Brother-to-Brother Day advocate marches through Fort Bragg
February 4, 2011
FORT BRAGG, N.C. - For Lance Robinson, the task is simple, walk each state capital to advocate for Sept. 10 to be officially recognized as Brother-to-Brother Day, a day for active-duty military personnel and veterans to celebrate their bonds. On Jan. 25, he visited Fort Bragg, while on his way from Raleigh, N.C. to Columbia, S.C.
"It is about the honor we show to the men and women, who have sacrified for the last 10 years. It is about the older veterans, who are slowly slipping away to age," said Lance E. Robinson, a Marine Corps veteran.
He served from 1974 to 1978 as a repair technician and military police officer in Okinowa, Japan and Camp LeJeune, N.C.
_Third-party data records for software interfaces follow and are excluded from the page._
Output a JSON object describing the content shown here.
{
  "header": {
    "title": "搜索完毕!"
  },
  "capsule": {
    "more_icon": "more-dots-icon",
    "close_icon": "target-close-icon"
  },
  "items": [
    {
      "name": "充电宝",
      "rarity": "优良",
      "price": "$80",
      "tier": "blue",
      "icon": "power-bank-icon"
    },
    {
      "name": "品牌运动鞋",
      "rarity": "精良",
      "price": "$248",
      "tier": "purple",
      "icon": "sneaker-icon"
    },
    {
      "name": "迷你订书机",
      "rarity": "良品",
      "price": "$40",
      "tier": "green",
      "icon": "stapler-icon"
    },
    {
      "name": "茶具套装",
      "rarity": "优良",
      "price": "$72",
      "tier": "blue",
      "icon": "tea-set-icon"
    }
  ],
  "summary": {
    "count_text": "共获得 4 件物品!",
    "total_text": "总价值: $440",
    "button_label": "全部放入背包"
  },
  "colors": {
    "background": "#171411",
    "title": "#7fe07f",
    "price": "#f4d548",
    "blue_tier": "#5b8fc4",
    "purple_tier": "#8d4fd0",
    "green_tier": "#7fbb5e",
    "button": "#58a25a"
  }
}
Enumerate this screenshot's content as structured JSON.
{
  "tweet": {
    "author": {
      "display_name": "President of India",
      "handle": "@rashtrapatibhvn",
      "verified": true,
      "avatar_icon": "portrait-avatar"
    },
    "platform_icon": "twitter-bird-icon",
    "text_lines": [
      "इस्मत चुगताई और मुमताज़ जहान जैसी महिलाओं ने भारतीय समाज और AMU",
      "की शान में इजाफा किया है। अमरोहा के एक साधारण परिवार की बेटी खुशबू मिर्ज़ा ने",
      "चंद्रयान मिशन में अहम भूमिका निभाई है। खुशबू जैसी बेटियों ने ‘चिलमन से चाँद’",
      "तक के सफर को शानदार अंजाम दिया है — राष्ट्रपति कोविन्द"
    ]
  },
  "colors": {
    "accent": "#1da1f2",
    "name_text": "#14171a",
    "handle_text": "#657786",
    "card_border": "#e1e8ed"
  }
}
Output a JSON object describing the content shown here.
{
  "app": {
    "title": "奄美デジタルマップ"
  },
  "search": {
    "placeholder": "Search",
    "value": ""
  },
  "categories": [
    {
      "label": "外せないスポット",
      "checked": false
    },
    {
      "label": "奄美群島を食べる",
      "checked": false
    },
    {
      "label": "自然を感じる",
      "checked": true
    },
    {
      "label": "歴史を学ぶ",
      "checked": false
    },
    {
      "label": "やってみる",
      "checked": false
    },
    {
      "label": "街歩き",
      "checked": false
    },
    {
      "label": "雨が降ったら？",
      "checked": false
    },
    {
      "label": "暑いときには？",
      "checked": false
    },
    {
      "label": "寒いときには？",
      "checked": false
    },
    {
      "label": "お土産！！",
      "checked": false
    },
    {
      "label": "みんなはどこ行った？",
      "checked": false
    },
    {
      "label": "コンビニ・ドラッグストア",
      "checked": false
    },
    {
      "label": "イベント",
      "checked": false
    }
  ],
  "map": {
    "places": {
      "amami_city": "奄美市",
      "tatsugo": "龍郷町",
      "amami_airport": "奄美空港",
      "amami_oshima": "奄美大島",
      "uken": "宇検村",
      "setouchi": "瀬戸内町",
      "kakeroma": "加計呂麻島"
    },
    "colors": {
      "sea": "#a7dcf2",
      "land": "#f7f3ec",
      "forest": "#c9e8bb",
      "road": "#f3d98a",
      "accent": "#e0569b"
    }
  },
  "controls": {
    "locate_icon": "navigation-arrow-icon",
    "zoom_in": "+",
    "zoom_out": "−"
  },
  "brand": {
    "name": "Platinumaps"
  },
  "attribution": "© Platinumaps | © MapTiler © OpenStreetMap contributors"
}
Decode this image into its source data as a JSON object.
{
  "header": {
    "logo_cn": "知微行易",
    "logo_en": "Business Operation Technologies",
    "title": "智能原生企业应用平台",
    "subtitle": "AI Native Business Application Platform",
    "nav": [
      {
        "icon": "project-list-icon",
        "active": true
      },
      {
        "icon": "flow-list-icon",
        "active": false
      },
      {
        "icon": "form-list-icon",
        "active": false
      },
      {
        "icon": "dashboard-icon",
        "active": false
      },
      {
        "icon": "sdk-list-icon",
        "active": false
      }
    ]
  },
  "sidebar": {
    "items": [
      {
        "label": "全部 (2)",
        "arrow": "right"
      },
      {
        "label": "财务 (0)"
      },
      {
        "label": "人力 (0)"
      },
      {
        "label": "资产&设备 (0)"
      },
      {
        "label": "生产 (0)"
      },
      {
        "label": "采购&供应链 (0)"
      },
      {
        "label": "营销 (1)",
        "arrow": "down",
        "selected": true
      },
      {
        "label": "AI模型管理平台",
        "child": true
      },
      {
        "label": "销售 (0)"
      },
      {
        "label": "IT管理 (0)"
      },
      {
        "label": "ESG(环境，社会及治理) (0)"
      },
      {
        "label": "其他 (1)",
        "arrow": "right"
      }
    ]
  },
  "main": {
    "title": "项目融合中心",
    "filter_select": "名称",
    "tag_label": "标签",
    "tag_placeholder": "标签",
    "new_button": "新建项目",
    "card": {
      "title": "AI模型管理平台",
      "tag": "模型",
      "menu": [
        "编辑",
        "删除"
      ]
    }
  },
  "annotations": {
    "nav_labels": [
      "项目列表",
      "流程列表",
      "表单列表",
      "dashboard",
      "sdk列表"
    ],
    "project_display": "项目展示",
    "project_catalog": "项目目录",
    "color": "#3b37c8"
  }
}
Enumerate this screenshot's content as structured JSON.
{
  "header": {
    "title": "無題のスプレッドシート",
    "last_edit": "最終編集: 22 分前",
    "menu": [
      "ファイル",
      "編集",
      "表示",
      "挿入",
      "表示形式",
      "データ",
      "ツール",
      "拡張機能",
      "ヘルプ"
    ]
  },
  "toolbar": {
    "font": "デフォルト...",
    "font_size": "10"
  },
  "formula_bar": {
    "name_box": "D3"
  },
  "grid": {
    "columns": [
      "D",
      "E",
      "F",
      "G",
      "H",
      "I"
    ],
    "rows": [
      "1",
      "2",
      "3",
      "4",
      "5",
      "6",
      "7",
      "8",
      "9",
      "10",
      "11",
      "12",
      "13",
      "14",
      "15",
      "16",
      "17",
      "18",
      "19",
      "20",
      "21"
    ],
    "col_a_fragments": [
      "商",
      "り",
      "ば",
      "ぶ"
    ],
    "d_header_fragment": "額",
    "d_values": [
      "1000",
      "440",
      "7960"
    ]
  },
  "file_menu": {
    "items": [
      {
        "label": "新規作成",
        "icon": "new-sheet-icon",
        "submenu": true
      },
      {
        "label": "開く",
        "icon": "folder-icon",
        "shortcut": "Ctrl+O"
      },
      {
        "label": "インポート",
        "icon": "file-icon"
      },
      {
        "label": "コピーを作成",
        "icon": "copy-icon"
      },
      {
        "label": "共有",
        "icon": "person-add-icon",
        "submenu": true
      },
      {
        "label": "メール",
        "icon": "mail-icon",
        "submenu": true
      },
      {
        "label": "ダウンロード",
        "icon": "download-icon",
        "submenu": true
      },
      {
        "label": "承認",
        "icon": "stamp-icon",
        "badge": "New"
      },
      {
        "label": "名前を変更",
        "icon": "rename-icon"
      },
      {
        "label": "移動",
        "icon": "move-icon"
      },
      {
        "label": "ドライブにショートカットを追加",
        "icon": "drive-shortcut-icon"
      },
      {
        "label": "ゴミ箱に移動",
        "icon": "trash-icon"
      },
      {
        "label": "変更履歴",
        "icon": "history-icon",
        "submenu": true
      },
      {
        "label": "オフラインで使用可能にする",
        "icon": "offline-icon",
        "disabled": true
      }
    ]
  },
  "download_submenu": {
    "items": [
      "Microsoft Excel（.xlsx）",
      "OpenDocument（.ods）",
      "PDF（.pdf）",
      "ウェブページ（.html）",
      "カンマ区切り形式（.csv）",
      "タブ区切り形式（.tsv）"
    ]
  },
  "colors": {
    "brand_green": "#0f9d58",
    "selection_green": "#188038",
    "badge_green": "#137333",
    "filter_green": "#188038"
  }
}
"The Brother-to-Brother Day will also give honor and inspiration to the young veterans, who are out there struggling, contemplating suicide, or are jobless or homeless--we have tons of them struggling all over this country," he said.
On Sept. 10 those serving and those who have served would come together to help each other and give each other strength, he said.
The mission began with another march that Robinson completed from Aug.1 to Aug. 17 from his home in Belmont, Pa., to the Tomb of the Unknown Solider at Arlington National Cemetery in honor of military personnel killed in 2010, he said.
As he was walking into Gettysburg, Pa., he had the idea of a grander tribute, he said.
While at Fort Bragg, Robinson visited post landmarks, such at the Iron Mike statue and the eternal flames dedicated to those who have fallen while serving since the Sept. 11, 2001 attacks.
At the eternal flame, Robinson happened upon the re-enlistment ceremony for Staff Sgt. Jason M. Schaefer, a Soldier with the 16th Military Police Brigade and at the Soldiers Support Center he met with wounded warriors. After a tour of Pope Air Force Base, the walking-man visited with Soldiers of the 82th Combat Aviation Brigade.
Robinson began his trek Sept. 10, and since then he has walked between 12 to 20 miles per day and visited 12 state capitals, he said. From his house, his first stop was to make his case to civic leaders starting in Annapolis, Md. and making his way through the capitals of Delaware, New Jersey, Connecticut, Massachusetts, Rhode Island, Maine, Vermont, New Hampshire and Virginia before reaching North Carolina.
After reaching Columbia, Robinson said he will visit the capitals of Georgia, Mississippi, Florida, Louisiana and then Austin, Texas. "That's as far as I have planned out so far."
He said he knows his route zip-zags north, south, east and west, but he has to take into account the weather and which state capitals are closer to each other.
"This is not a total walking tour. I do not say that I am walking every single step," he said.
"The purpose of this mission is to visit every state capital, mostly on foot," he said.
"I do take transportation from time-to-time because of the hazards on the roads and in the certain cities that are heavily populated with crowed streets, otherwise it would endanger not only myself, but the average person with a traffic accident."
In large part because of the donations he has collected along the way, Robinson said since his first seven nights walking through Maryland, he has not had to spend the night outdoors. "I have been blessed ever since."
Robinson said he still thinks about the cub scout who forced him to take a $20 bill. "I didn't want to take it, but I had to take it because he kept forcing me and because he wanted to be a part of the mission."
The coldest weather the Marine veteran encountered was in Albany, N.Y., he said. He is not sure the actual temperature. "I am very sure it had fallen below zero."
Heat has not been a problem, but it was very hot during his August march to Arlington, he said.
"The best meal I ever had so far was when I was hosted for four days in Maine by Daniel Meade with his family for Thanksgiving, " he said.
Along the way, it is common for people to stop Robinson to encourage and support him, he said.
"I've met mothers, fathers, brothers, sisters, children, veterans, active-duty, police officers and firefighters. I have met people from all aspects of our country, so far - rich, poor and middle-income with kids," he said.
"We share their feelings about what the mission is doing for them."
Once a state trooper pulled over to see what Robinson was doing, because he had not yet heard about the mission, he said.
"After I explained what I was doing, he told me that he found it unreal that he lived through the Iraq War, but his two brothers were killed over there. 'I see them every day,' he told me," the Marine veteran said.
"It is such an awesome, awesome feeling to be there for so many people. What ends up happening is that we are both crying, both praying. It is very moving."